Following concerns expressed about the capacity of Notified Bodies to certify medical devices in accordance with the EU Medical Device Regulation within the transitional periods provided therein, on 6 January 2023 the European Commission adopted a proposal to extend the transitional periods under Article 120(3) of the MDR.
On 22 December 2022, the Court of Justice of the European Union ruled on Case C-530/20 concerning the interpretation of Articles 86, 87, and 90 of Directive 2001/83/EC on the advertising of medicinal products for human use.
Requests for preliminary rulings made by courts of EU Member States have always been dealt with by the European Court of Justice. Over the years the CJEU handled numerous customs cases on tariff classification, customs valuation, origin and procedural customs law. Due to capacity restraints at the CJEU, an alternative distribution of jurisdiction between the CJEU and the lower EU General Court is proposed by the CJEU. More specifically, the CJEU requests that the EU Commission propose a change to the Treaty of the Functioning of the EU, such that preliminary ruling requests for, amongst others, VAT and customs matters, are to be submitted to the General Court.
On 8 December 2022, the Court of Justice of the EU rendered its first judgment with respect to the EU directive n° 2018/822 of 25 May 2018, i.e., DAC 6. The CJEU ruled that the legal obligation for a lawyer-intermediary, subject to legal professional privilege, to inform other intermediaries is invalid in light of the right to privacy, as protected by Article 7 of the Charter of Fundamental Rights of the European Union.
On 28 November 2022, the EU institutions formally adopted a Regulation on foreign subsidies distorting the internal market. The new rules will have a major impact on M&A transactions and will significantly increase the administrative burden facing many EU and non-EU companies doing business in Europe. The Regulation is part of a broader effort to protect the EU’s geopolitical “open strategic autonomy”. It aims to level the playing field by allowing the European Commission to intervene where foreign subsidies granted directly or indirectly by third countries threaten to distort the EU internal market.

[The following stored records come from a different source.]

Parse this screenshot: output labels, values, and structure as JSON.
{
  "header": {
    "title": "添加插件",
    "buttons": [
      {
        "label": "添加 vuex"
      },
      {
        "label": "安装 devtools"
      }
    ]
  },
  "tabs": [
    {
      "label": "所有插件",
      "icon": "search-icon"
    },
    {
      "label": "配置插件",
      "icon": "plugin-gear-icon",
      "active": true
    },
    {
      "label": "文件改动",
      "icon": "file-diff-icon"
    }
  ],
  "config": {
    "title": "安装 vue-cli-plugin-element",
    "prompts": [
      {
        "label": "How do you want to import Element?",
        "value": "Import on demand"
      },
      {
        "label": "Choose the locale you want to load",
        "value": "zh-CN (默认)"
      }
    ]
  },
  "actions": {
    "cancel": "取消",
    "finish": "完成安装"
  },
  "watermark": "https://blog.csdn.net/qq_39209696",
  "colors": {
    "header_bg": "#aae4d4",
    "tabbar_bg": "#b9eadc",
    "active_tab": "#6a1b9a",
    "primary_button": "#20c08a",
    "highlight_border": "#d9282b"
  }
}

On 19 September 2022, the Commission unveiled its proposal for a Regulation for the New Single Market Emergency Instrument (SMEI) to secure crucial supply chains in future emergency situations. The Commission describes the SMEI as a crisis governance framework to ensure the free movement of goods, services and persons and the availability of critical goods and services within the EU during emergencies. The SMEI is not specific to health but applies to all kinds of crises having an impact on the functioning of the single market and its supply chains. ‘Crisis’ is quite vaguely defined as an exceptional unexpected and sudden, natural or man-made event of extraordinary nature and scale that takes place inside or outside of the Union.
On Tuesday, 22 February, a meeting of the EU Foreign Affairs Ministers took place to discuss a proposed package of sanctions in response to Russia’s actions in the Donetsk and Luhansk Regions of Ukraine.

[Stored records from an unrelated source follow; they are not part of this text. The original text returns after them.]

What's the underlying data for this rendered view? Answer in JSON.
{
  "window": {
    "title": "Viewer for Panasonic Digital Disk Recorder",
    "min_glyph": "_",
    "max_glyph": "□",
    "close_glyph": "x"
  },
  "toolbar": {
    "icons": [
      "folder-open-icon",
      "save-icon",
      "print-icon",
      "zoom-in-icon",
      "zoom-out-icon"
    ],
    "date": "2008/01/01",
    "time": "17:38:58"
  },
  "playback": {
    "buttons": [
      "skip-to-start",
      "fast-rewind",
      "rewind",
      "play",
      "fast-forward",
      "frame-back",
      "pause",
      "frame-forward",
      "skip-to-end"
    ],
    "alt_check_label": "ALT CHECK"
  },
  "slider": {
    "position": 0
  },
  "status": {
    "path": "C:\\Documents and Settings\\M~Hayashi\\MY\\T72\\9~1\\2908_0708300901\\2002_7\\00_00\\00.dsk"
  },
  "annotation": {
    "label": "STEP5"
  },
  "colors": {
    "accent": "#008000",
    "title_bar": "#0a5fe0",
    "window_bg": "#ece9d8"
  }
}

Operators may request a binding information decision from the relevant customs authorities in the EU, in order to obtain certainty about the application of customs legislation in respect of the tariff classification or the origin of imported goods across the EU. Currently, EU customs legislation does not facilitate the issuing of a binding information decision in respect the value of imported goods. This can present real challenges for importers where customs authorities across the EU adopt differing approaches on customs valuation matters, which is not uncommon, particularly for the most complex valuation matters (e.g. treatment of royalties/licence fees, assists, transfer pricing adjustments, etc.).
The Trade Specialised Committee on Customs Cooperation and Rules of Origin (the “Committee“) is scheduled to meet for the first time on Thursday 7 October. The joint EU/UK Committee was established by the EU-UK Trade and Cooperation Agreement (“TCA“) with the role of monitoring and reviewing the consistency in implementation of the TCA Rules of Origin across the EU and the UK as well as related enforcement, and to provide a joint forum for discussing related technical issues.
Following the entry into force of the new EU Dual-Use Regulation 2021/821 last month (see also our recent post), the EU has introduced new document codes that need to be used on EU customs export declarations for exports and transits of dual-use items.
Notably, specific codes now apply depending on the relevant (type of) authorisation/licence. The old code “X002” (which was previously valid for all dual-use authorisations) has been replaced and cannot be used anymore.